Monday, May 9, 2011
The Continental was introduced in 1939 as Lincoln's top-line model. Initially developed as Edsel Ford's personal vehicle, the car proved so popular with his friends that it was decided to put the car into production. These first 1940 Contis were essentially hand built cars, with the body panels all hand-formed, as the dies for producing sheet metal forms hadn't been delivered. The attack on Pearl Harbor put a halt to production, which was picked up again postwar and lasted until 1948. Besides being exclusive and rare, these were also the last V-12 cars produced in America.
This sad car is, I think, a postwar example (about 400 coupes and convertibles were built in 1939-40). It was in really sad shape-rusty, with bits of trim and interior from newer cars, the wrong hubcaps, and terribly dull chrome. Still, it looked pretty dignified, as it sat in front of a garage somewhere in the northwest suburbs. It disappeared soon after.
Friday, May 6, 2011
The Metro Bowl's sign is pretty old, and it's been modified too-I bet the part where it says "billiards" said something else when this sign emerged from the Nu-Lite shop in Waukegan.
That's actually a detail I like about this sign-the shop's name neatly lettered on it. Most old neon signs have this detail-it's how you can tell if it's been restored or not. In Chicago, and the surrounding suburbs, they all seem to come from one or two shops in the city. Crystal Lake is quite a ways north and west of the city, though-I wouldn't be surprised if Nu-Lite was the closest shop, in Waukegan, 40 miles north of Chicago along the lake shore. The company's still in business, as well.
Thursday, May 5, 2011
This happens to be an old Oscar Mayer car. That's right, the hot dog and baloney people. A lot of companies had their own fleets of box cars, which sped up the shipping process a bit and also provided a nice rolling billboard.
Wednesday, May 4, 2011
This is a vintage railroad switch mechanism, which I shot at a railway museum not too long ago. A switch, at it's simplest, is just a way to get a train or railcar from one track onto another-lining the points to send it on the main line or onto an adjacent track. Of course, things get more complicated when you have multiple tracks, different directions, and things like storage tracks, sidings, and plenty of other things I can't think of at the moment. Many switches are operated by powered mechanisms, but at one time they were all manually operated by mechanisms similar to this one. Plenty of them are still in use, too.
Monday, May 2, 2011

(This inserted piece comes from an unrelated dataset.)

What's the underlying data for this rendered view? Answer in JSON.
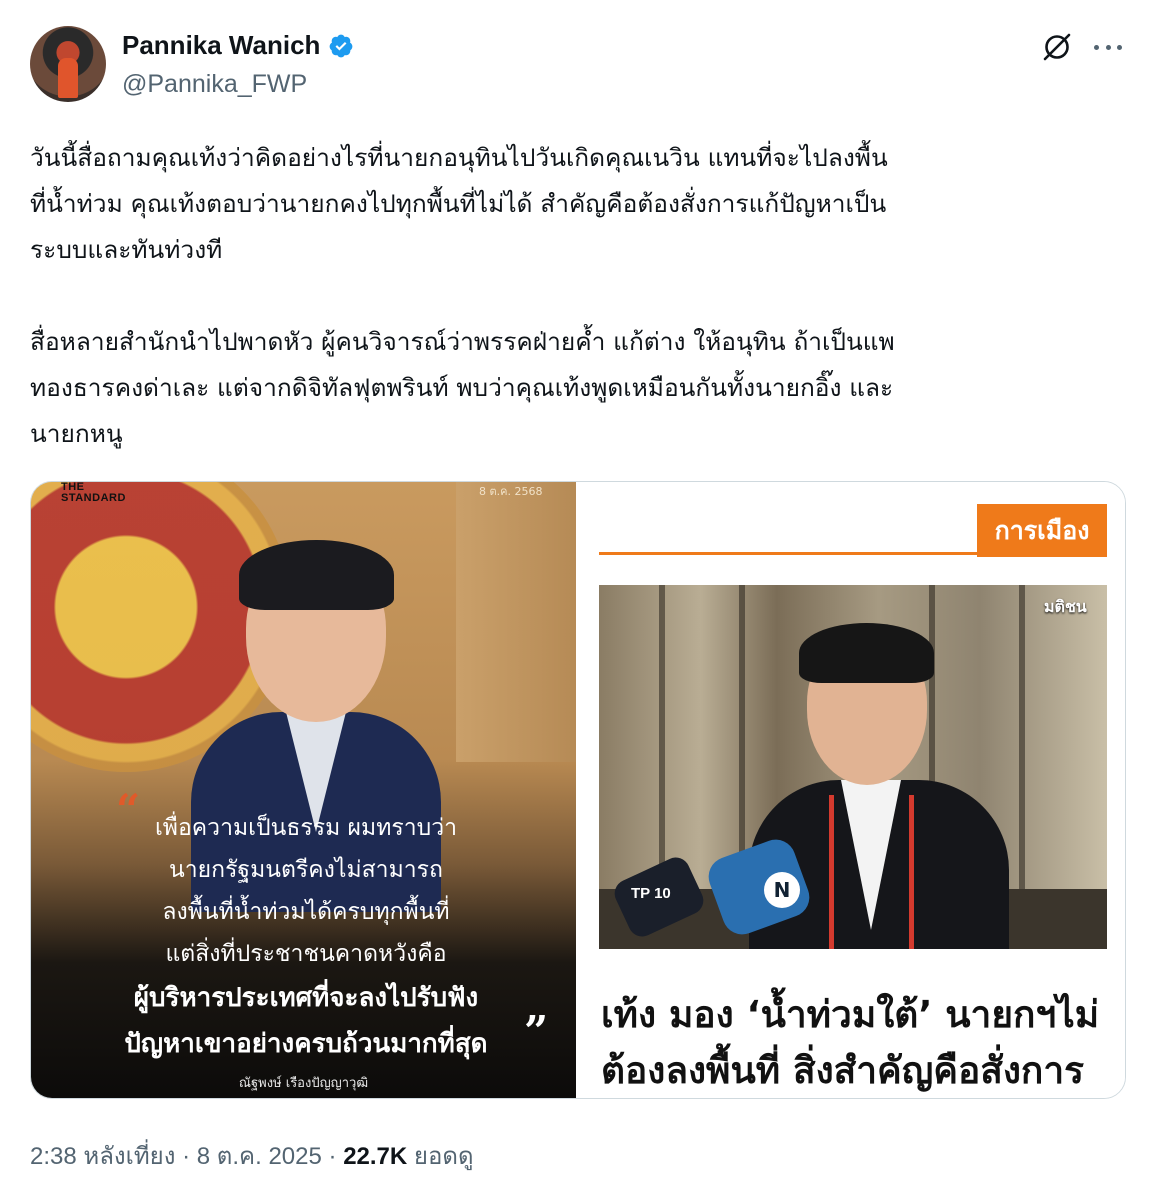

While most American manufacturers in the fifties were going with a "bigger is better" philosophy, bit player Nash was looking for ways to provide American drivers with more economical transportation. Based on an earlier design study, the Metropolitan was positioned to take advantage of the emerging market for "personal use" cars-second cars for shopping or commuting for shorter distances. Some of the Met's design cues are also directly targeted at another emerging market-of the emerging number of women choosing their own cars. The Nash was the first car marketed directly to women (the Dodge LaFemme came a year or so later)-the first spokesperson for the car was the reigning Miss America, and Nash took out ads in Women's Wear Daily, among other women's magazines.
Built by Austin in England, the little Metropolitan sought to provide a big car feel in a tiny package. To further this, it included such things as leather interiors, standard radio and cigarette lighters, those snazzy two tone paint jobs, whitewall tires, and jaunty little continental spares. It also included this almost comically oversized hood ornament-it almost seems too big for the car!
Finally hitting showrooms in 1954, the Metropolitan received mixed reviews. Testers found the car to be solidly built and nippy around town, but rather slow and noisy at faster speeds. Despite this, the little car sold respectably, garnering about 95,000 sales over a ten year lifespan. The final nail in the Met's coffin was the introduction of cheaper Ramblers within the AMC stable. The Met was always an expensive proposition, what with being built overseas and shipped to the States, and by 1960 you could get a much bigger, more powerful Rambler for only about $200 more.